Yale Conference Commemorates Visionary Statesman Joaquim Nabuco
A two-day conference commemorating the centenary of two lectures delivered at Yale by Brazil’s first ambassador to the United States, Joaquim Nabuco (1849–1910), will take place in Sterling Memorial Library Lecture Hall, 120 High Street, April 4 and 5.
|Brazil’s first ambassador to the United States, Joaquim Nabuco (1849–1910)|
Titled “Joaquim Nabuco at Yale: Statesman, Author, Ambassador,” the conference, which is free and open to the public, will begin at 2 p.m. on Friday and resume on Saturday at 10 a.m.
Considered one of the most distinguished political and intellectual figures of his age, Nabuco is revered in Brazil for his crusade for the abolition of slavery. His formative years were divided between the plantation in Pernambuco where he spent his early childhood, and an elite school on the European model in Rio de Janeiro. Nabuco was one of the founding members of the Brazilian Academy of Letters and served as Brazilian ambassador in London before coming to Washington, D.C. in 1905. His tenure as Brazil’s ambassador to the United States, during the presidency of Theodore Roosevelt, belongs to a period of the first pan-American conferences.

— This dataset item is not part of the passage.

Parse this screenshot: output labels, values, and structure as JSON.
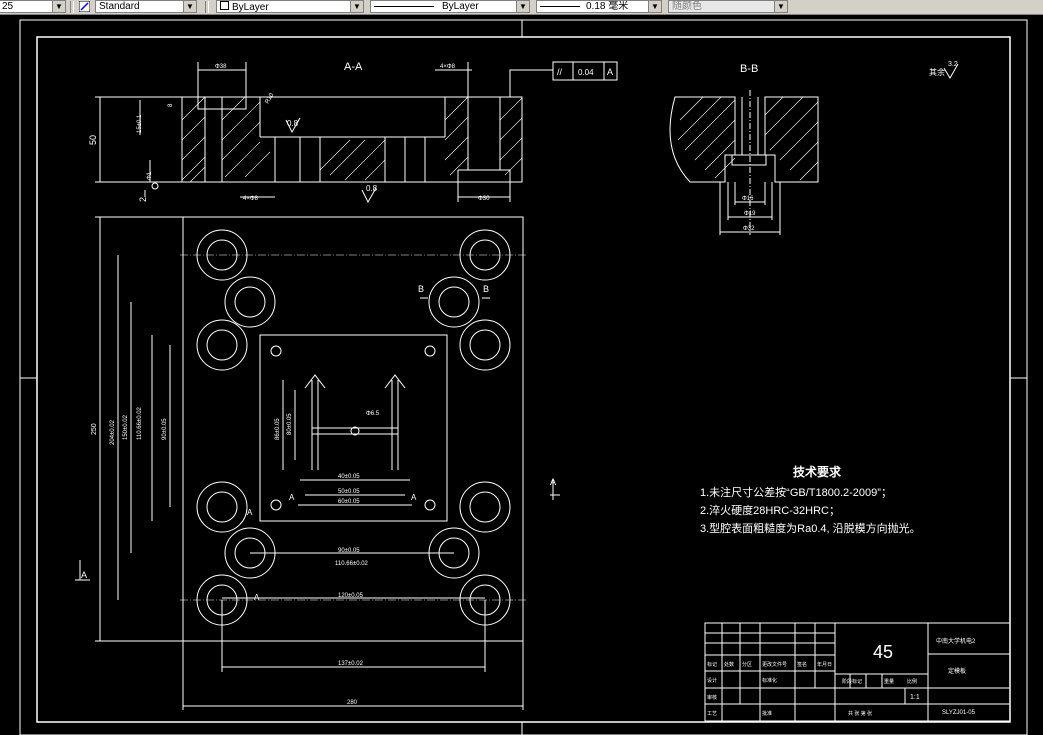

Nabuco was a prolific writer in Portuguese, French, and English. A biography by his daughter Carolina Nabuco was translated to English and published by Stanford University Press in 1950. His writings on abolitionism were translated and published by University of Illinois Press in 1977.
Nabuco’s lectures at Yale were the first of a series that he delivered at six U.S. universities in 1908–1909. Three were studies of the Portuguese poet Camões, and three were on Brazilian and American civilization. Nabuco sought to put Brazil and the United States on a comparative and equal footing as leading nations of the Americas. In 1906, he arranged for Elihu Root to visit Brazil—the first visit by a U.S. Secretary of State to Latin America.
Specialists on Nabuco and Latin American history and political thought will participate in the conference. These include professors Leslie Bethell, Oxford University, editor and author of the “Cambridge History of Latin America”; Stephanie Dennison University of Leeds, author of a 2006 book published by Oxford University Press on Nabuco’s pan-Americanism; and Jeffrey Needell, University of Florida, a specialist on late-19th-century Brazilian politics and culture. Among other conference participants are the Brazilian consul general to Chicago, Ambassador João Almino, and John Schulz, author of “The Financial Crisis of Abolition” (Yale University Press, 2008). Almino, author of the recently published novel “The Five Seasons of Love,” will discuss Nabuco’s view of the “two Americas.” Schulz will address the failure of social reform.
Nabuco’s 1908 visit to Yale represents the most important contact between the University and Brazil. Members of the Nabuco family, Brazilian diplomatic corps, and officials of the Brazilian government are expected to attend. The conference was organized by Professor K. David Jackson (Department of Spanish & Portuguese), a scholar of Brazilian literature.